One great perk of having so many friends who are writers: I often get to read a book in “uncorrected proof” before publication. Books I might have downloaded on my iPad I read in a paper version! I love the heft and bulk of a softcover or hardcover book. I love flipping pages. I take pains picking out bookmarks from my nightstand drawer — the one that just feels right for the book at hand.
But I also love reading on my iPad. It’s much easier to carry around. I can download a book at the exact moment I want it and not bother with a bookstore, physical or online. (I also love bookstores, but I guess that’s another blog.) With my iPad, I can adjust the size of the type so I can read without my glasses. I can also take notes in margins, highlight, even cut and paste favorite sentences into emails. The advent of the e-reader means that I probably won’t run out of bookshelf space before I die, something I wasn’t so sure of two years ago.
There are lots of reasons people over 50 should use e-readers or tablets. The main problem is not knowing which one to buy.
Dedicated E-reader. These small-size devices (the screen is generally about 6-inches diagonally) do one thing: enable you to download books through an Internet connection and read them. The e-ink versions can often be used outside because there isn’t screen glare. Their batteries last a long time. They are also cheap.
Amazon Kindle Paperwhite ($119)
Note: Even though Barnes and Noble is shutting down their large Nook operation sometime in 2014, they will continue to make these two versions and continue to supply books.
On a 7 to 9-inch tablet, you can do more than read books. The more expensive ones have a high-resolution color displays, and you can download games, movies, and various apps (depending on which brand you get).
Nook HD and HD Plus ($129, $149). Right now these are deeply discounted because Barnes and Noble is selling off their stock. They’re pretty good, and cheap.
Google Nexus 7 ($199-$299)
Rumor has it that the new one will be out any day! These tablets have great resolution and battery life. Remember, though, that the LCD backlit screen means it’s not easy to use outside.
Amazon Kindle Fire ($159-$399) The pricier ones offer more memory and more features.
Samsung Galaxy ($299-$499) People love their Samsungs, but it is said that they aren’t updated often enough.
iPad Mini ($329-529) One great thing about any Apple product is Apple’s customer service, both over the phone and in the store.
Note: Tablets in this category are perfect for storing maps and guidebooks you may want to use on your vacation. Though too large to fit in a pocket, they’re light enough to slip in and out of a purse or carry-all.
The larger tablets are kind of like almost-laptops. I know people who run their businesses off of 12-inch tablets. Lighter than a laptop, they have good battery life as well. With a full-size tablet, you’ve gone way beyond the e-reader to a pretty powerful computer. You can even buy a blue-tooth connectable keyboard for easy typing.

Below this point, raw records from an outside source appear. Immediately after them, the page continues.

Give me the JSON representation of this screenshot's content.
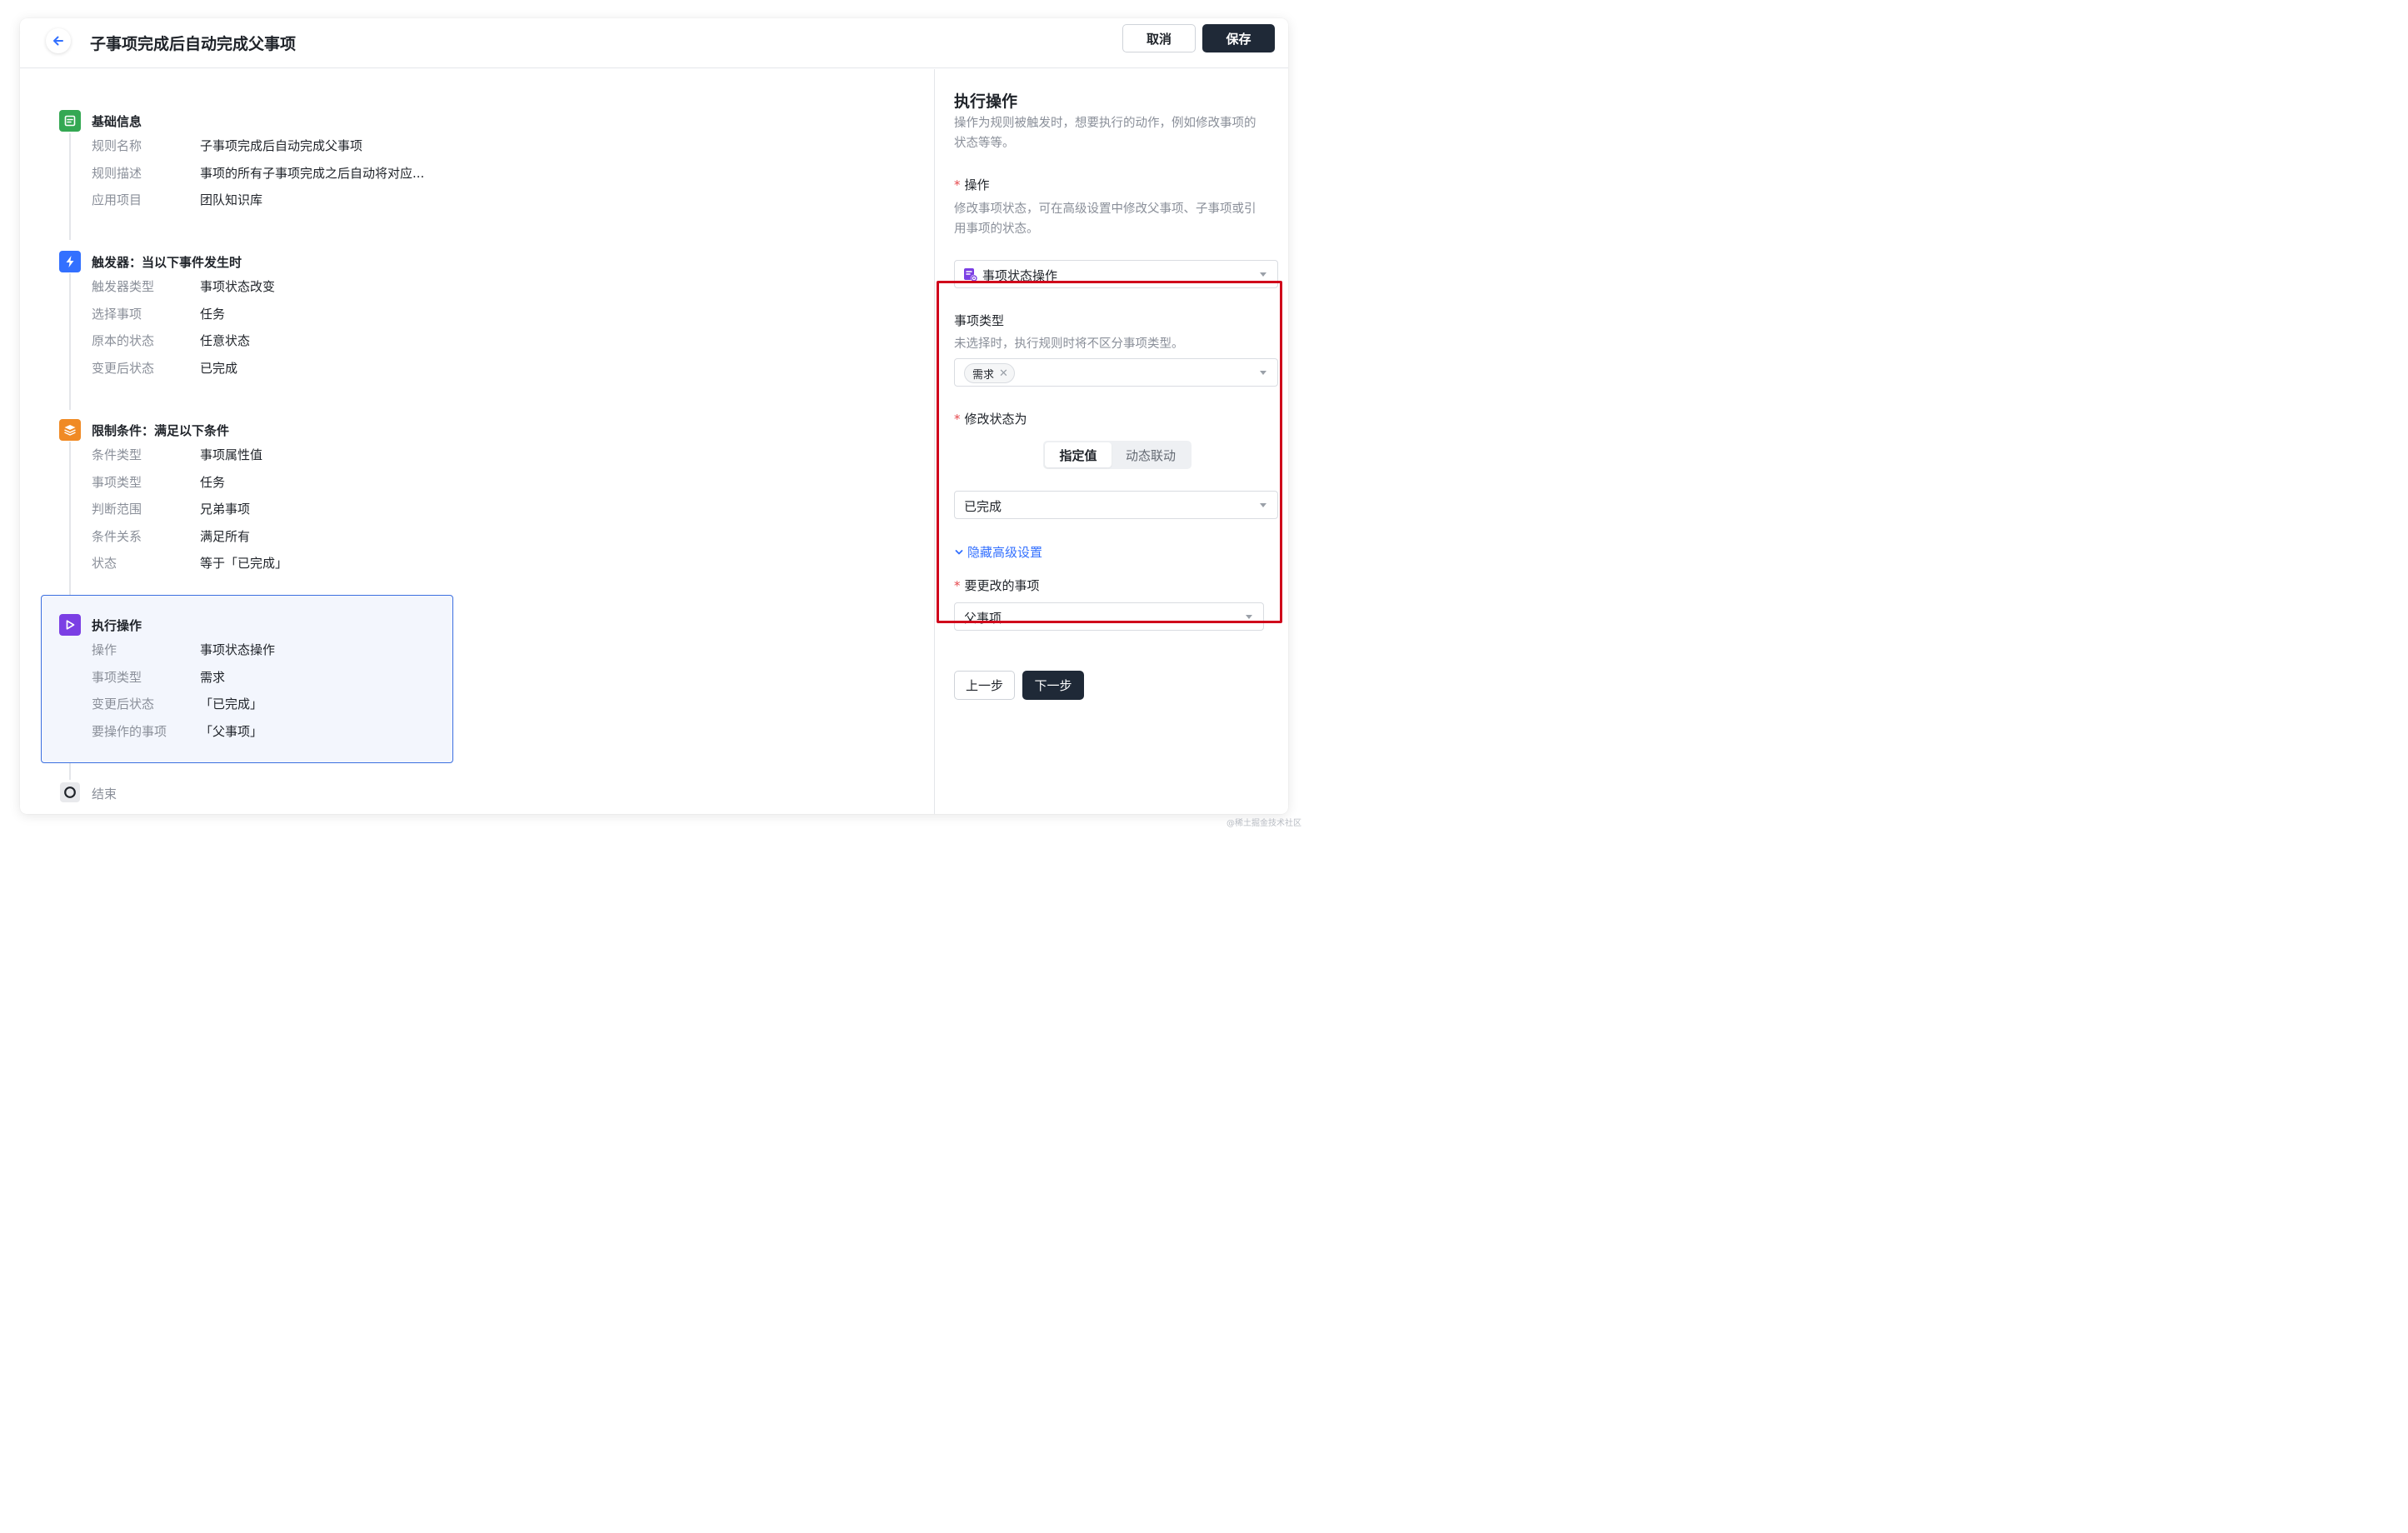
{
  "header": {
    "title": "子事项完成后自动完成父事项",
    "cancel_label": "取消",
    "save_label": "保存",
    "back_icon": "arrow-left-icon"
  },
  "flow": {
    "basic": {
      "title": "基础信息",
      "icon": "document-icon",
      "color": "#34a853",
      "rows": [
        {
          "label": "规则名称",
          "value": "子事项完成后自动完成父事项"
        },
        {
          "label": "规则描述",
          "value": "事项的所有子事项完成之后自动将对应..."
        },
        {
          "label": "应用项目",
          "value": "团队知识库"
        }
      ]
    },
    "trigger": {
      "title": "触发器：当以下事件发生时",
      "icon": "lightning-icon",
      "color": "#3370ff",
      "rows": [
        {
          "label": "触发器类型",
          "value": "事项状态改变"
        },
        {
          "label": "选择事项",
          "value": "任务"
        },
        {
          "label": "原本的状态",
          "value": "任意状态"
        },
        {
          "label": "变更后状态",
          "value": "已完成"
        }
      ]
    },
    "condition": {
      "title": "限制条件：满足以下条件",
      "icon": "layers-icon",
      "color": "#f08a24",
      "rows": [
        {
          "label": "条件类型",
          "value": "事项属性值"
        },
        {
          "label": "事项类型",
          "value": "任务"
        },
        {
          "label": "判断范围",
          "value": "兄弟事项"
        },
        {
          "label": "条件关系",
          "value": "满足所有"
        },
        {
          "label": "状态",
          "value": "等于「已完成」"
        }
      ]
    },
    "action": {
      "title": "执行操作",
      "icon": "play-icon",
      "color": "#7b3fe4",
      "rows": [
        {
          "label": "操作",
          "value": "事项状态操作"
        },
        {
          "label": "事项类型",
          "value": "需求"
        },
        {
          "label": "变更后状态",
          "value": "「已完成」"
        },
        {
          "label": "要操作的事项",
          "value": "「父事项」"
        }
      ]
    },
    "end": {
      "label": "结束",
      "icon": "circle-icon"
    }
  },
  "panel": {
    "title": "执行操作",
    "desc_line1": "操作为规则被触发时，想要执行的动作，例如修改事项的",
    "desc_line2": "状态等等。",
    "operation": {
      "label": "操作",
      "help_line1": "修改事项状态，可在高级设置中修改父事项、子事项或引",
      "help_line2": "用事项的状态。",
      "value": "事项状态操作",
      "icon": "status-operation-icon"
    },
    "item_type": {
      "label": "事项类型",
      "help": "未选择时，执行规则时将不区分事项类型。",
      "tag": "需求"
    },
    "modify_status": {
      "label": "修改状态为",
      "seg_active": "指定值",
      "seg_other": "动态联动",
      "value": "已完成"
    },
    "toggle_advanced": "隐藏高级设置",
    "target_item": {
      "label": "要更改的事项",
      "value": "父事项"
    },
    "prev_label": "上一步",
    "next_label": "下一步"
  },
  "colors": {
    "primary_dark": "#1f2937",
    "link": "#3370ff",
    "highlight": "#d0021b",
    "active_border": "#3b6fe0"
  },
  "watermark": "@稀土掘金技术社区"
}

iPad With Retina Display (from $499-$799)
This is truly a breathtaking device, and the iTunes store is full of great apps.
Microsoft Surface Pro (from $999)

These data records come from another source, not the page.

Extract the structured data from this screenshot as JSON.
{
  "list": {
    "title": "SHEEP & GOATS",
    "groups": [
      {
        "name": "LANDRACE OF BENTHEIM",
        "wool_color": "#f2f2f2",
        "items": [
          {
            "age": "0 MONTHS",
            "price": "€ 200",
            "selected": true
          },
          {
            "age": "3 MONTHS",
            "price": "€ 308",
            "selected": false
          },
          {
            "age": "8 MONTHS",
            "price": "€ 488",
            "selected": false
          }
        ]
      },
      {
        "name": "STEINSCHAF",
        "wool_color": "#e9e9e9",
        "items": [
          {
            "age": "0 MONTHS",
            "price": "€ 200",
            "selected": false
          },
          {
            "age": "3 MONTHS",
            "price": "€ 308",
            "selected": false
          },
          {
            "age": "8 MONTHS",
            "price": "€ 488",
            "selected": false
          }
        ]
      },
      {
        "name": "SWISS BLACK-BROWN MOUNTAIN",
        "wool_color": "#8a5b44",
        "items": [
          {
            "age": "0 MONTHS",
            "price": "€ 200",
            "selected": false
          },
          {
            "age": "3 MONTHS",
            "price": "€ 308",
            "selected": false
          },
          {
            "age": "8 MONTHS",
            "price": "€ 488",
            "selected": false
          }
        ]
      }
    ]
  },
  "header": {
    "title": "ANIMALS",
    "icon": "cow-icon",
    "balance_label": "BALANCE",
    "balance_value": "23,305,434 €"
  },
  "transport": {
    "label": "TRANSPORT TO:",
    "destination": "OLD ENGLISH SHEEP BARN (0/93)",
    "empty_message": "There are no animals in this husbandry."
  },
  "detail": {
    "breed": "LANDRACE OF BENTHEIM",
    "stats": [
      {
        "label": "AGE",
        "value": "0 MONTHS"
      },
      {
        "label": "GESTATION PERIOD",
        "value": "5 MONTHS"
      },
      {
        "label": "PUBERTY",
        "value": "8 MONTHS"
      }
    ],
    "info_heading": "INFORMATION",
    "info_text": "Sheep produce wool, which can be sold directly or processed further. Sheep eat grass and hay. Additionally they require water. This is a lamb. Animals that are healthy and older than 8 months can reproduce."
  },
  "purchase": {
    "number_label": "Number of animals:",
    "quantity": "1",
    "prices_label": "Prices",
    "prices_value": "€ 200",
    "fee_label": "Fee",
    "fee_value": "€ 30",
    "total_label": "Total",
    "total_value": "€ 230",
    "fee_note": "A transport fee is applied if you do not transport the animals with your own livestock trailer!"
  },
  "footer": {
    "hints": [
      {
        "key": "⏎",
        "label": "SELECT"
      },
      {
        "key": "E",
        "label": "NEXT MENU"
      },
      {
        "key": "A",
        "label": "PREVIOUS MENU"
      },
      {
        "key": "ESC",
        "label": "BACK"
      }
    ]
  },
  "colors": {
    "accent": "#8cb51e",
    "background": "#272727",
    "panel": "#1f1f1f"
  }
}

This is basically a laptop disguised as a tablet. All I hear are complaints — except from people who do not like Apple products, and there are many who feel more comfortable with the Windows environment.
Note: Tablets make great “second screens” while you watch TV.
A few things to keep in mind:
Don’t buy more than you need. If you just want to read books, then stick with a dedicated e-reader. It’s cheap and easy to carry around.
Tablets have more features than e-readers. The high-end tablets can cost nearly as much as a laptop, so decide how much memory you need. If you take a lot of pictures or plan to download movies, you may want 32 gigabytes instead of 16. Books take up almost no memory.
Size matters. My iPad 2 is a great carry-around almost-computer, which I use for reading books. It’s too large, however, to fit in my purse, and I am always tempted to buy a smaller reader.
Think about whether you need 3 or 4G as well as Wifi. I didn’t really want 3G on my iPad, but that was the only model the Apple Store had in stock when I made my purchase. I can’t tell you how many times I’ve been grateful for the 3G, however: Internet access isn’t universal. Having 3G means I can still get on the Internet, as long as I have phone reception. Keep in mind, though, that 3 or 4G adds to the initial cost and day-to-day charges as well. Each month I pay $39 to Verizon for my iPad 3G.